■ **ACTIVITY**
Each of the entries below should be written out exactly as it reads.

■ **ENTRIES SHOWN**
•••••

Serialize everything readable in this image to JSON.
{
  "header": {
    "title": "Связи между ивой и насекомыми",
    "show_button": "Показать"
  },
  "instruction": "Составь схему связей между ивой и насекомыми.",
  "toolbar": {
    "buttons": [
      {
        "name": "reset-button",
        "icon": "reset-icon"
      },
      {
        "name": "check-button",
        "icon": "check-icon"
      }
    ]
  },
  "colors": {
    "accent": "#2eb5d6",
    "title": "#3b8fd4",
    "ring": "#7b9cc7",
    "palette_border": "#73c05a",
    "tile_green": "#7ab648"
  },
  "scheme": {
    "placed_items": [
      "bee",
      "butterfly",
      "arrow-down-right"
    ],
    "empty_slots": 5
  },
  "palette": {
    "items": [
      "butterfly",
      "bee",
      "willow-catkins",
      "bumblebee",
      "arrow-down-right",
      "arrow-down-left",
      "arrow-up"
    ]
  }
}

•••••

■ **WORKED SOLUTION**
Serialize everything readable in this image to JSON.
{
  "header": {
    "title": "Связи между ивой и насекомыми",
    "show_button": "Показать"
  },
  "instruction": "Составь схему связей между ивой и насекомыми.",
  "toolbar": {
    "buttons": [
      {
        "name": "reset-button",
        "icon": "reset-icon"
      },
      {
        "name": "check-button",
        "icon": "check-icon"
      }
    ]
  },
  "colors": {
    "accent": "#2eb5d6",
    "title": "#3b8fd4",
    "ring": "#7b9cc7",
    "palette_border": "#73c05a",
    "tile_green": "#7ab648"
  },
  "scheme": {
    "placed_items": [
      "bee",
      "butterfly",
      "arrow-down-right"
    ],
    "empty_slots": 5
  },
  "palette": {
    "items": [
      "butterfly",
      "bee",
      "willow-catkins",
      "bumblebee",
      "arrow-down-right",
      "arrow-down-left",
      "arrow-up"
    ]
  }
}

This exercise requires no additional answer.